◆ WORK TO BE COMPLETED
When you output the records, match them exactly and omit any picture they include.

● ● ● ● ●

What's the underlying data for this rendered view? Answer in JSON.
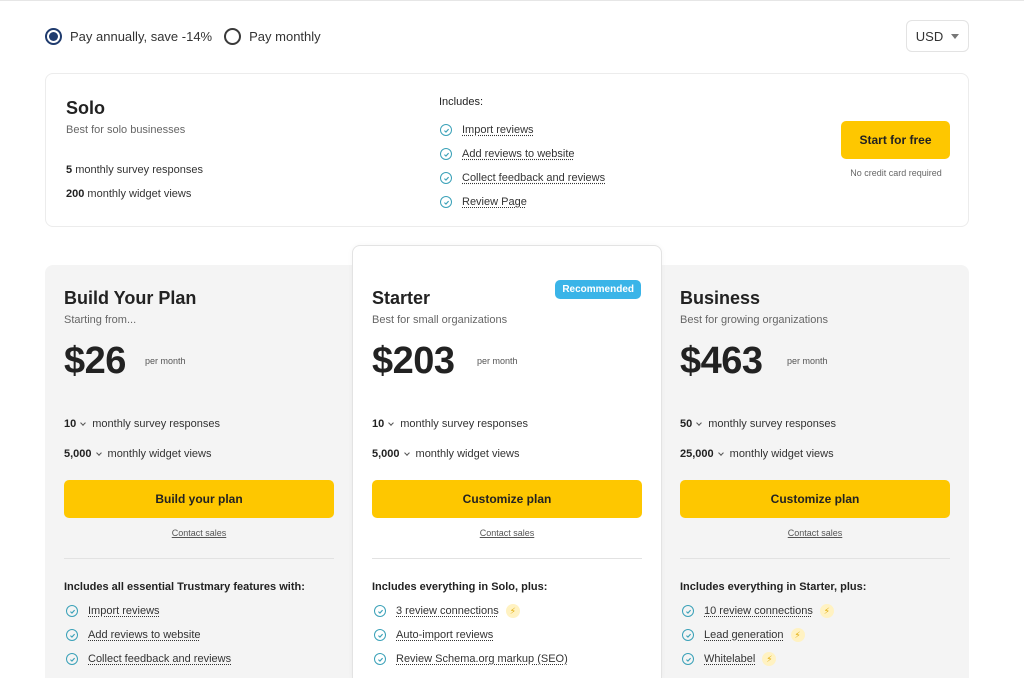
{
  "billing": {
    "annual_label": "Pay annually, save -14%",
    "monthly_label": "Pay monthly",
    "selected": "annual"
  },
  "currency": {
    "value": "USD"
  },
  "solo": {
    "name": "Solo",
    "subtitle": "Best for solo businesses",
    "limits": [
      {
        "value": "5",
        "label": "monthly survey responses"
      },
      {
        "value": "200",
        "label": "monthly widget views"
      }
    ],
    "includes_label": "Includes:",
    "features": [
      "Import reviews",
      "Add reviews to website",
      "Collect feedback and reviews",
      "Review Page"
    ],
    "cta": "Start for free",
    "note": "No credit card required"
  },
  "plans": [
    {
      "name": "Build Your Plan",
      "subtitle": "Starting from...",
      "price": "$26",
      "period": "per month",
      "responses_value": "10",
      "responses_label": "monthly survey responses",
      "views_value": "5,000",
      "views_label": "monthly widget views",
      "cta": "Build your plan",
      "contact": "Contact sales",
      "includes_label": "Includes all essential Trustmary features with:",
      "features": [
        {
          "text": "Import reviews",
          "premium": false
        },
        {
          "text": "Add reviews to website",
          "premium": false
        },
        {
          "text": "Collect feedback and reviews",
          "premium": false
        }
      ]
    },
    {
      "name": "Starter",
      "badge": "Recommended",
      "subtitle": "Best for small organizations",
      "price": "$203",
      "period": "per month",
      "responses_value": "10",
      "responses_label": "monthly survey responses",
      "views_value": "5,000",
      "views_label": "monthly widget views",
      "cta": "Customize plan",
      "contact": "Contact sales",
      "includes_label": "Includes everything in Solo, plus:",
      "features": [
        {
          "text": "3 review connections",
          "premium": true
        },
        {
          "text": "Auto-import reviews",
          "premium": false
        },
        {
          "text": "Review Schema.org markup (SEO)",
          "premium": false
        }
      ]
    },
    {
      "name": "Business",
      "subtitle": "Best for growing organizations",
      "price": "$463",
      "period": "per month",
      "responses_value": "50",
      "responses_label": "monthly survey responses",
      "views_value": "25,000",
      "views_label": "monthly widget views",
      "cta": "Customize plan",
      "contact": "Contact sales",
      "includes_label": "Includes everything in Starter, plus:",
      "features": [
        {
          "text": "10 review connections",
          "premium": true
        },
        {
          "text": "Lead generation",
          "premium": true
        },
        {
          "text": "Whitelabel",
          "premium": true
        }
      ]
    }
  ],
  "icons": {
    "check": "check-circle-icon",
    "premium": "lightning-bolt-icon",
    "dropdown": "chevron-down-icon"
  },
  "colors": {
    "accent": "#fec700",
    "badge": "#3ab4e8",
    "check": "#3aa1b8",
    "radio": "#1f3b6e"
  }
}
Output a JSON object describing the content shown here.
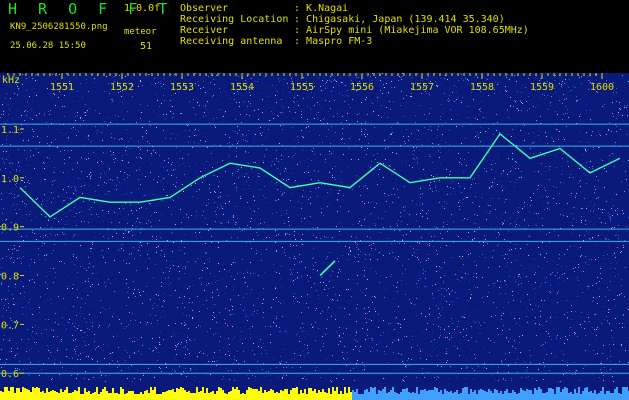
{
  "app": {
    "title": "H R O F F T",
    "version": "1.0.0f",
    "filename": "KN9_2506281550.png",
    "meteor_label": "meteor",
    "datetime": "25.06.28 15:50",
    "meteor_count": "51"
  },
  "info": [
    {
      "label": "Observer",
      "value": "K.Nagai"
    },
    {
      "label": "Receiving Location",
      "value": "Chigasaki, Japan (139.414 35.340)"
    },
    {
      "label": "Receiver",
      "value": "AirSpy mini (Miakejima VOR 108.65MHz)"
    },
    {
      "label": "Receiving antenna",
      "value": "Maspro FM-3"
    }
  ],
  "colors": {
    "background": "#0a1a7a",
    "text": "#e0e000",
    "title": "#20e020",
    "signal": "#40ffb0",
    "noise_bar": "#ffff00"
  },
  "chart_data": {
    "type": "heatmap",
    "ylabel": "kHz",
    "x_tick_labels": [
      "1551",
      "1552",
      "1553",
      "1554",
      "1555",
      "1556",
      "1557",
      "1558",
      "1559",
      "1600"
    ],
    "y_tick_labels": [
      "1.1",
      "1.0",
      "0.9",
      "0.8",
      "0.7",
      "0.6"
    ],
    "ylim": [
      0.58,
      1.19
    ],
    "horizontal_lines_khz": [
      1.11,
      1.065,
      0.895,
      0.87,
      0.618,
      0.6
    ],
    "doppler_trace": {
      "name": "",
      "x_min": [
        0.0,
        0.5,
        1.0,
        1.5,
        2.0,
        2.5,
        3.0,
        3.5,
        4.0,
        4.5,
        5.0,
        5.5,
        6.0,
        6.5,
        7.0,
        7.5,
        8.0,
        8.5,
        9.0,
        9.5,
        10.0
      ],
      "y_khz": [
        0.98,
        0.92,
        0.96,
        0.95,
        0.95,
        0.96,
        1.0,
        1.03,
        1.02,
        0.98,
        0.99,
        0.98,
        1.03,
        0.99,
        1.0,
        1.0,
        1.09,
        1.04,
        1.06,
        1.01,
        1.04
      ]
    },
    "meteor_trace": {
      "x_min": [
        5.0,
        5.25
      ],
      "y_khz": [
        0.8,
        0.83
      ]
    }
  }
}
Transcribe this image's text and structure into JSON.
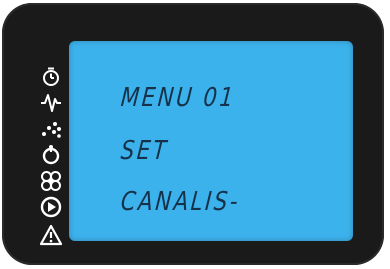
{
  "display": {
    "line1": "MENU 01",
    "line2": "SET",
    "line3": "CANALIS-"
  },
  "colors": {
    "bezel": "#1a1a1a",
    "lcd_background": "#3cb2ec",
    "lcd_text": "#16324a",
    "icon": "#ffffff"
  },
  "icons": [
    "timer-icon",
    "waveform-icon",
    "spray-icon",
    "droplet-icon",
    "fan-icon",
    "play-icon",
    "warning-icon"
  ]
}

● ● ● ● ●

◆ ANSWER TO THIS EXERCISE
What's the underlying data for this rendered view? Answer in JSON.
{
  "billing": {
    "annual_label": "Pay annually, save -14%",
    "monthly_label": "Pay monthly",
    "selected": "annual"
  },
  "currency": {
    "value": "USD"
  },
  "solo": {
    "name": "Solo",
    "subtitle": "Best for solo businesses",
    "limits": [
      {
        "value": "5",
        "label": "monthly survey responses"
      },
      {
        "value": "200",
        "label": "monthly widget views"
      }
    ],
    "includes_label": "Includes:",
    "features": [
      "Import reviews",
      "Add reviews to website",
      "Collect feedback and reviews",
      "Review Page"
    ],
    "cta": "Start for free",
    "note": "No credit card required"
  },
  "plans": [
    {
      "name": "Build Your Plan",
      "subtitle": "Starting from...",
      "price": "$26",
      "period": "per month",
      "responses_value": "10",
      "responses_label": "monthly survey responses",
      "views_value": "5,000",
      "views_label": "monthly widget views",
      "cta": "Build your plan",
      "contact": "Contact sales",
      "includes_label": "Includes all essential Trustmary features with:",
      "features": [
        {
          "text": "Import reviews",
          "premium": false
        },
        {
          "text": "Add reviews to website",
          "premium": false
        },
        {
          "text": "Collect feedback and reviews",
          "premium": false
        }
      ]
    },
    {
      "name": "Starter",
      "badge": "Recommended",
      "subtitle": "Best for small organizations",
      "price": "$203",
      "period": "per month",
      "responses_value": "10",
      "responses_label": "monthly survey responses",
      "views_value": "5,000",
      "views_label": "monthly widget views",
      "cta": "Customize plan",
      "contact": "Contact sales",
      "includes_label": "Includes everything in Solo, plus:",
      "features": [
        {
          "text": "3 review connections",
          "premium": true
        },
        {
          "text": "Auto-import reviews",
          "premium": false
        },
        {
          "text": "Review Schema.org markup (SEO)",
          "premium": false
        }
      ]
    },
    {
      "name": "Business",
      "subtitle": "Best for growing organizations",
      "price": "$463",
      "period": "per month",
      "responses_value": "50",
      "responses_label": "monthly survey responses",
      "views_value": "25,000",
      "views_label": "monthly widget views",
      "cta": "Customize plan",
      "contact": "Contact sales",
      "includes_label": "Includes everything in Starter, plus:",
      "features": [
        {
          "text": "10 review connections",
          "premium": true
        },
        {
          "text": "Lead generation",
          "premium": true
        },
        {
          "text": "Whitelabel",
          "premium": true
        }
      ]
    }
  ],
  "icons": {
    "check": "check-circle-icon",
    "premium": "lightning-bolt-icon",
    "dropdown": "chevron-down-icon"
  },
  "colors": {
    "accent": "#fec700",
    "badge": "#3ab4e8",
    "check": "#3aa1b8",
    "radio": "#1f3b6e"
  }
}
Output a JSON object describing the content shown here.
{
  "app": {
    "title": "H R O F F T",
    "version": "1.0.0f",
    "filename": "KN9_2506281550.png",
    "meteor_label": "meteor",
    "datetime": "25.06.28 15:50",
    "meteor_count": "51"
  },
  "info": [
    {
      "label": "Observer",
      "value": "K.Nagai"
    },
    {
      "label": "Receiving Location",
      "value": "Chigasaki, Japan (139.414 35.340)"
    },
    {
      "label": "Receiver",
      "value": "AirSpy mini (Miakejima VOR 108.65MHz)"
    },
    {
      "label": "Receiving antenna",
      "value": "Maspro FM-3"
    }
  ],
  "colors": {
    "background": "#0a1a7a",
    "text": "#e0e000",
    "title": "#20e020",
    "signal": "#40ffb0",
    "noise_bar": "#ffff00"
  },
  "chart_data": {
    "type": "heatmap",
    "ylabel": "kHz",
    "x_tick_labels": [
      "1551",
      "1552",
      "1553",
      "1554",
      "1555",
      "1556",
      "1557",
      "1558",
      "1559",
      "1600"
    ],
    "y_tick_labels": [
      "1.1",
      "1.0",
      "0.9",
      "0.8",
      "0.7",
      "0.6"
    ],
    "ylim": [
      0.58,
      1.19
    ],
    "horizontal_lines_khz": [
      1.11,
      1.065,
      0.895,
      0.87,
      0.618,
      0.6
    ],
    "doppler_trace": {
      "name": "",
      "x_min": [
        0.0,
        0.5,
        1.0,
        1.5,
        2.0,
        2.5,
        3.0,
        3.5,
        4.0,
        4.5,
        5.0,
        5.5,
        6.0,
        6.5,
        7.0,
        7.5,
        8.0,
        8.5,
        9.0,
        9.5,
        10.0
      ],
      "y_khz": [
        0.98,
        0.92,
        0.96,
        0.95,
        0.95,
        0.96,
        1.0,
        1.03,
        1.02,
        0.98,
        0.99,
        0.98,
        1.03,
        0.99,
        1.0,
        1.0,
        1.09,
        1.04,
        1.06,
        1.01,
        1.04
      ]
    },
    "meteor_trace": {
      "x_min": [
        5.0,
        5.25
      ],
      "y_khz": [
        0.8,
        0.83
      ]
    }
  }
}
Transcribe this image's text and structure into JSON.
{
  "display": {
    "line1": "MENU 01",
    "line2": "SET",
    "line3": "CANALIS-"
  },
  "colors": {
    "bezel": "#1a1a1a",
    "lcd_background": "#3cb2ec",
    "lcd_text": "#16324a",
    "icon": "#ffffff"
  },
  "icons": [
    "timer-icon",
    "waveform-icon",
    "spray-icon",
    "droplet-icon",
    "fan-icon",
    "play-icon",
    "warning-icon"
  ]
}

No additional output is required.